M-W provided this information regarding the word's origins:
"Lenient" is a word with a soothing history. It derives from the Latin verb "lenire," meaning "to soothe" or "to soften" (itself from "lenis," meaning "soft or mild"). The first, now archaic, sense of "lenient" referred to something soothing that relieved pain and stress. That meaning was shared by "lenitive," an earlier derivative of "lenire" that was commonly used with "electuary" ("lenitive electuary" being a medicated paste prepared with honey or another sweet and used by veterinarians to alleviate pain in the mouth). Linguists also borrowed "lenis" to describe speech sounds that are softened — for instance, the "t" sound in "gutter" is lenis. By way of comparison, the "t" sound in "toe" is fortis.
It seems that matters of Law and related words have been a common topic in the Psalm11918.org blog over the past few months. Extenuate was a previous Word For Thought and another recent blog post focused on G-d's instruction "Justice, Justice You Shall Pursue". Let's continue that litigious theme...
The Law of Moses (the Torah) is, by itself, fairly rigid:
- Do not take the name of the LORD in vain. (Exodus 20:7) - Keep the Sabbath holy. (Exodus 20:8) - Do not murder. (Exodus 20:13) - Do not commit adultery. (Exodus 20:14) - Do not steal. (Exodus 20:15)
There is very little leeway in the standard of right and wrong in G-d's eyes.
What about the penalties for violating G-d's laws?
- He who strikes a man so that he dies shall surely be put to death. (Exodus 21:12) - He who strikes his father or his mother shall surely be put to death. (Exodus 21:15) - He who kidnaps a man, whether he sells him or he is found in his possession, shall surely be put to death. (Exodus 21:16) - He who curses his father or his mother shall surely be put to death. (Exodus 21:17)
Granted, not every law mandated the death penalty but these examples show that there is no opportunity to be lenient within the boundaries of the Law itself. There are no "... shall surely be put to death except in situations where..." clauses. Paul declares that "the Law brings about wrath" (Romans 4:15). I would clarify that violation of the Law brings about wrath.
Many today believe that Messiah came to show us leniency and to get rid of that mean and rigid Law.
Nothing could be further from the truth!

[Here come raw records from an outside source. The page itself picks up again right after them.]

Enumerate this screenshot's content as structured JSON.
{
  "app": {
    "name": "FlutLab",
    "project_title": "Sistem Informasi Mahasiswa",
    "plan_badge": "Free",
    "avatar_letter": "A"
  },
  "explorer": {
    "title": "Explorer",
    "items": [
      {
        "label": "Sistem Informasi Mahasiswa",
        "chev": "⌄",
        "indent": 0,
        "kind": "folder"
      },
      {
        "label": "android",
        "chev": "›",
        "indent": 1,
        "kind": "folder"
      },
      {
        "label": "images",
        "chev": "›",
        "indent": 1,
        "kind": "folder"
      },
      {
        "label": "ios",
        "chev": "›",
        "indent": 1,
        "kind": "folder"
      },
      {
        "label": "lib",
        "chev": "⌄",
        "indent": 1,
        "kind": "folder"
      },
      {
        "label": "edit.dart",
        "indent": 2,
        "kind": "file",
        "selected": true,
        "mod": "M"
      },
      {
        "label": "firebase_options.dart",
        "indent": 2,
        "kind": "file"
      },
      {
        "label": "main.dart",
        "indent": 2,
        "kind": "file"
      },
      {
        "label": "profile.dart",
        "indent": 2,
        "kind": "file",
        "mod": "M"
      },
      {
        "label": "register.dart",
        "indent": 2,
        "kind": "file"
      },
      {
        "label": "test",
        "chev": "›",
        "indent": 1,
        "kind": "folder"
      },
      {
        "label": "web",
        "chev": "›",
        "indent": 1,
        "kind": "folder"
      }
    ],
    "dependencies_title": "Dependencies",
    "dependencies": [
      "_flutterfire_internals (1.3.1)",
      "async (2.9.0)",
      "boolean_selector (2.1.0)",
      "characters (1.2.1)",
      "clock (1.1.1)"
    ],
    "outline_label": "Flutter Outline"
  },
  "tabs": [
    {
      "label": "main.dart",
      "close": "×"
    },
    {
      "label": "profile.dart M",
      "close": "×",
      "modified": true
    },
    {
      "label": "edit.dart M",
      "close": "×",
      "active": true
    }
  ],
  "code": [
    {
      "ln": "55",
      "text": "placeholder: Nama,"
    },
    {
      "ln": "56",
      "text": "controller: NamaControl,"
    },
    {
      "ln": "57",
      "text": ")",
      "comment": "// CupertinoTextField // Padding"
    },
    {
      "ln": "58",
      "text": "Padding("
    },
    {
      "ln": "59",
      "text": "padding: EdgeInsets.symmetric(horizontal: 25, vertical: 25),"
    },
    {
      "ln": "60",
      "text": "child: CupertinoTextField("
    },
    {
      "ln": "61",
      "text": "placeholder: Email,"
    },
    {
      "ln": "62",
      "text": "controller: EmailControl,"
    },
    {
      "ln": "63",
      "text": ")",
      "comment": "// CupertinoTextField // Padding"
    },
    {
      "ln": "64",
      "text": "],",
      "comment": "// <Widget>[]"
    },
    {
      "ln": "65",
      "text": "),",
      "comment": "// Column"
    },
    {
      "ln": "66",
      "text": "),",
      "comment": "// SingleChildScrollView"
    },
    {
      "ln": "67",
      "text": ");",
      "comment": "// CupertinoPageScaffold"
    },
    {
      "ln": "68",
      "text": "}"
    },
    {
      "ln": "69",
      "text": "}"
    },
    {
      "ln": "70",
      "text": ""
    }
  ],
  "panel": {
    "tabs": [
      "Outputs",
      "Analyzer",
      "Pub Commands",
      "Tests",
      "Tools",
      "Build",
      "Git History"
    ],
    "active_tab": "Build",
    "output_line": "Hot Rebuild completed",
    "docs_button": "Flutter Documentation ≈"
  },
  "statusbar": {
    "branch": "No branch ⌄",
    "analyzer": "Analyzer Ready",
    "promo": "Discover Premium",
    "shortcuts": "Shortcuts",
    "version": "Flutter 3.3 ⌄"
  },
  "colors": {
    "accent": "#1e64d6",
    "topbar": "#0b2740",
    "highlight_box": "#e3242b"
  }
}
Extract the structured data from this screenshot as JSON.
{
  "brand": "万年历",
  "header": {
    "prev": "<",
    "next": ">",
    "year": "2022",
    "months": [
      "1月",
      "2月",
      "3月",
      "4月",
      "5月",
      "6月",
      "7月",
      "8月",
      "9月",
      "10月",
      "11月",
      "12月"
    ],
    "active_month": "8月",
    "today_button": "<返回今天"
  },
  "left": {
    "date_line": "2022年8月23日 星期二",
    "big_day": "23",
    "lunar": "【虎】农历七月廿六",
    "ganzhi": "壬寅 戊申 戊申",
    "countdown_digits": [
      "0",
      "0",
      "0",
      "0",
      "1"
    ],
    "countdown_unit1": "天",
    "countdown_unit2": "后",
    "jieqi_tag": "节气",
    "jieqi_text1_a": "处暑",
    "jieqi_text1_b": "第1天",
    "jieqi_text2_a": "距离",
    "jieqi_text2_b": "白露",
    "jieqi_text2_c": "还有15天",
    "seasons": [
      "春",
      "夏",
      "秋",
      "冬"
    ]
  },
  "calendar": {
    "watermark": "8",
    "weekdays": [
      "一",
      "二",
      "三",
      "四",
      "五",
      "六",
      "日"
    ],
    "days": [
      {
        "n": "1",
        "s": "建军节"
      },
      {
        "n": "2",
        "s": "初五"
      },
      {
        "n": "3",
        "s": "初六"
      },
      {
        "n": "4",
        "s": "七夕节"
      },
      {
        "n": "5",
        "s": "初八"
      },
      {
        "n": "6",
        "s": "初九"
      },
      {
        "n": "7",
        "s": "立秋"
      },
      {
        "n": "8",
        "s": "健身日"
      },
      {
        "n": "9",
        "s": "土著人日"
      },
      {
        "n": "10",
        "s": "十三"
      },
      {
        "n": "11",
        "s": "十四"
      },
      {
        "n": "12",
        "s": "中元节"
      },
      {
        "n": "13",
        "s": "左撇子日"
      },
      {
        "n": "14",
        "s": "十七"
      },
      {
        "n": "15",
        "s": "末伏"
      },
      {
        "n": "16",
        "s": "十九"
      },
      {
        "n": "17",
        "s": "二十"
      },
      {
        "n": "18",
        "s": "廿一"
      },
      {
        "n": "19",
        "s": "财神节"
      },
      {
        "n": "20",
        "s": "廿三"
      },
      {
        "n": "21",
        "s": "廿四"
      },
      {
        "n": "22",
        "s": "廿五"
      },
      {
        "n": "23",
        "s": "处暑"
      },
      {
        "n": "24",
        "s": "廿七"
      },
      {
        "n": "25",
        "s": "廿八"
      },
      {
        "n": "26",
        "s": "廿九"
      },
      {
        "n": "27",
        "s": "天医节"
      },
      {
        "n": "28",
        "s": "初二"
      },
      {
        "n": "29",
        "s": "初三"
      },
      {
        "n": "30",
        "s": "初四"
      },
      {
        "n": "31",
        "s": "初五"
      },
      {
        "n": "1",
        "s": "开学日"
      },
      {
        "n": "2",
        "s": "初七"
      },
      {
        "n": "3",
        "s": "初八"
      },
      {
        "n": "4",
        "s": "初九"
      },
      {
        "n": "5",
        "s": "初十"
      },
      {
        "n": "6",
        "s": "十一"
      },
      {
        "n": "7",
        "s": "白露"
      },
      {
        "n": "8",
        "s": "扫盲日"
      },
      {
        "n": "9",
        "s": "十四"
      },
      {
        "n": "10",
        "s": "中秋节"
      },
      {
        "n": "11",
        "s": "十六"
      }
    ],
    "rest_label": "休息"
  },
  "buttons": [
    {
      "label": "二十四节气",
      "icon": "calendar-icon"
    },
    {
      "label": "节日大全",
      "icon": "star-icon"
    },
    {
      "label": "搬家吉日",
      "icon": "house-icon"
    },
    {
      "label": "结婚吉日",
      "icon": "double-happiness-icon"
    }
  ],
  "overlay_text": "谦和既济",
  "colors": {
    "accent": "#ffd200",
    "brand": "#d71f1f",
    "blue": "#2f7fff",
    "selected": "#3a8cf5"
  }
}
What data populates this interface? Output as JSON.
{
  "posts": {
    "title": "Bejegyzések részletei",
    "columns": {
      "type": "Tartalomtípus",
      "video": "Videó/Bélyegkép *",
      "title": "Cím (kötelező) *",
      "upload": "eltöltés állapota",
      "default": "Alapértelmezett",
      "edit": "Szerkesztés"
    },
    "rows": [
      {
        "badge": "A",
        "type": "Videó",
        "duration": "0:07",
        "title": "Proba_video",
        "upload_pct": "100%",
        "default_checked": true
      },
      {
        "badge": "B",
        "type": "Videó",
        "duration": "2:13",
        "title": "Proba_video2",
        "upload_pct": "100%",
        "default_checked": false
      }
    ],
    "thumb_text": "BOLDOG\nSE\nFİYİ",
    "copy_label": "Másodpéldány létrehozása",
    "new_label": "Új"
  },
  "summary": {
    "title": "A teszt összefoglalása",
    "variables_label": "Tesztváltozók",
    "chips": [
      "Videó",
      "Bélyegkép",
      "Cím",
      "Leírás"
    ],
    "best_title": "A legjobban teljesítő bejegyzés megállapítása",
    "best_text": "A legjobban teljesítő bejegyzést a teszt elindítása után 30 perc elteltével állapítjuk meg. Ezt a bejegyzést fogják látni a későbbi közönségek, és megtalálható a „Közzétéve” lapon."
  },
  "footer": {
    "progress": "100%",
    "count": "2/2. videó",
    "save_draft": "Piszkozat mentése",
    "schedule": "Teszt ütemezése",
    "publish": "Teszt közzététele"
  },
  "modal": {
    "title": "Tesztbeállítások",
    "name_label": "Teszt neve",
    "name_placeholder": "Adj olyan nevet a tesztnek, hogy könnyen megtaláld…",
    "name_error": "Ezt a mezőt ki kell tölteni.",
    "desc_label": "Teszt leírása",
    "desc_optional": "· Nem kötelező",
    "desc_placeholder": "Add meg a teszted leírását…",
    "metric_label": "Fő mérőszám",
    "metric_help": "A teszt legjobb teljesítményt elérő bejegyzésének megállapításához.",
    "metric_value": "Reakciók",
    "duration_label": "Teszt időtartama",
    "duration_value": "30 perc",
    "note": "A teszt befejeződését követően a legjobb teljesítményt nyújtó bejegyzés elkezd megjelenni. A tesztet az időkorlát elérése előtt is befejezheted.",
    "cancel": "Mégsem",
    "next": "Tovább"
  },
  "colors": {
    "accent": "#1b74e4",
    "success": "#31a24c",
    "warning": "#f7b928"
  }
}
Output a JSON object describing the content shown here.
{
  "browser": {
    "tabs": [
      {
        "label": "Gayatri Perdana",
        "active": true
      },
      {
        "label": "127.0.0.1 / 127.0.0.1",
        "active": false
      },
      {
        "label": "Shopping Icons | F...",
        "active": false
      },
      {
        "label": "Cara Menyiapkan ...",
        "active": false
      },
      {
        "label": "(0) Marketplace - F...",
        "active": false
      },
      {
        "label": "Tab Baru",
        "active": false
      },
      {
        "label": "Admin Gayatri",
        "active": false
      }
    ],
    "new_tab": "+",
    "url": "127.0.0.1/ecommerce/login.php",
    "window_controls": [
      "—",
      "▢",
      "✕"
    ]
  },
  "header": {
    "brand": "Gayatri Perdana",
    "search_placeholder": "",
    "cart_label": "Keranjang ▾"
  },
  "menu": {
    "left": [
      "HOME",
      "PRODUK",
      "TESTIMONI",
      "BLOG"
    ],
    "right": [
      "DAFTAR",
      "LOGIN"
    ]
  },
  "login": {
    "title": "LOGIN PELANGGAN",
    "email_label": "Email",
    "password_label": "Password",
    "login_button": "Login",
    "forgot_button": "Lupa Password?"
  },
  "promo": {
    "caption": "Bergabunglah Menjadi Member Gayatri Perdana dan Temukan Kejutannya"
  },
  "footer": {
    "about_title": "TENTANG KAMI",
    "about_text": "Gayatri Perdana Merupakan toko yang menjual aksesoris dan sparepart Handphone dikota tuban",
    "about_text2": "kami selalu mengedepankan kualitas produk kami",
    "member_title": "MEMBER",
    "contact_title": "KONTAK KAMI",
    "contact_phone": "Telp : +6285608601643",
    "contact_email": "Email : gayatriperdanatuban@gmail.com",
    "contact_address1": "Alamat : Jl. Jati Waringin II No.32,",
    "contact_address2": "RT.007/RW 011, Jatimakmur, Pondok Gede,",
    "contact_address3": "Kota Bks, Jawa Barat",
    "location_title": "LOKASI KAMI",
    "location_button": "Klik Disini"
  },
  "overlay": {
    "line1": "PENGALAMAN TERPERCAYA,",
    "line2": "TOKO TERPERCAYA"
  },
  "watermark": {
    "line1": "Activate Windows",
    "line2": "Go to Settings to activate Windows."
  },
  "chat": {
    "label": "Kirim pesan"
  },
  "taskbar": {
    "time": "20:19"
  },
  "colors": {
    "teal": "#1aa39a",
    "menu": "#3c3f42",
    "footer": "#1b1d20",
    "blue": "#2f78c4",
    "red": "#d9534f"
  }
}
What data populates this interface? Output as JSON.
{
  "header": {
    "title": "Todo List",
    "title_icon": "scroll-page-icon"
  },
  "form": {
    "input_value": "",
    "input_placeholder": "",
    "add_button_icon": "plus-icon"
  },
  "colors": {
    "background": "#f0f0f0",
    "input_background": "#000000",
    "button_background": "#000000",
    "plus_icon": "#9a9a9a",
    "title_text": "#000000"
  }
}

Instead of abolishing or "getting rid of" the Law, Messiah obeyed it completely. He taught His disciples to follow the Law and told them to teach others "to observe all that I commanded you". (Matthew 28:19-20) He did not show us leniency regarding our obedience of His Law. If anything He defined a more strict interpretation of the Law. For example:
[E]veryone who looks at a woman with lust for her has already committed adultery with her in his heart. (Matthew 5:28)
I say to you that everyone who is angry with his brother shall be guilty before the court; and whoever says to his brother, 'You good-for-nothing,' shall be guilty before the supreme court; and whoever says, 'You fool,' shall be guilty enough to go into the fiery hell. (Matthew 5:22)
Yikes! Where is the lenient Messiah we've been told about?
Let me be frank: that "lenient Messiah" is a fiction. He doesn't exist.
This is not because Messiah is unkind, harsh, or angry.
Instead, G-d desires for sin to be utterly sinful (Romans 7:13) and so He gave the commandments and then provided a strict interpretation of them.
Messiah is glorified in His work of redeeming sinners. If sinners are just a teensy, tiny bit sinful then His work is teensy and tiny as well. But if they are enormously, absolutely, and utterly sinful then His work is enormous as well. So enormous that only He could accomplish it.
Although He was not lenient, G-d was entirely merciful towards us by not pouring out upon us the condemnation we deserve as a result of our sin.
What shall we say then?
Now that Messiah has saved us from the penalty of our absolutely sinful sin are we free to go on sinning?
Paul asks and answers this question in his letter to the believers in Rome:
What shall we say then? Are we to continue in sin so that grace may increase? May it never be! How shall we who died to sin still live in it? Or do you not know that all of us who have been baptized into Christ Jesus have been baptized into His death? Therefore we have been buried with Him through baptism into death, so that as Christ was raised from the dead through the glory of the Father, so we too might walk in newness of life. For if we have become united with Him in the likeness of His death, certainly we shall also be in the likeness of His resurrection, knowing this, that our old self was crucified with Him, in order that our body of sin might be done away with, so that we would no longer be slaves to sin; for he who has died is freed from sin. (Romans 6:1-7)
Having G-d's promises through the work of His Messiah, "let us cleanse ourselves from all defilement of flesh and spirit, perfecting holiness in the fear of God." (2 Corinthians 7:1)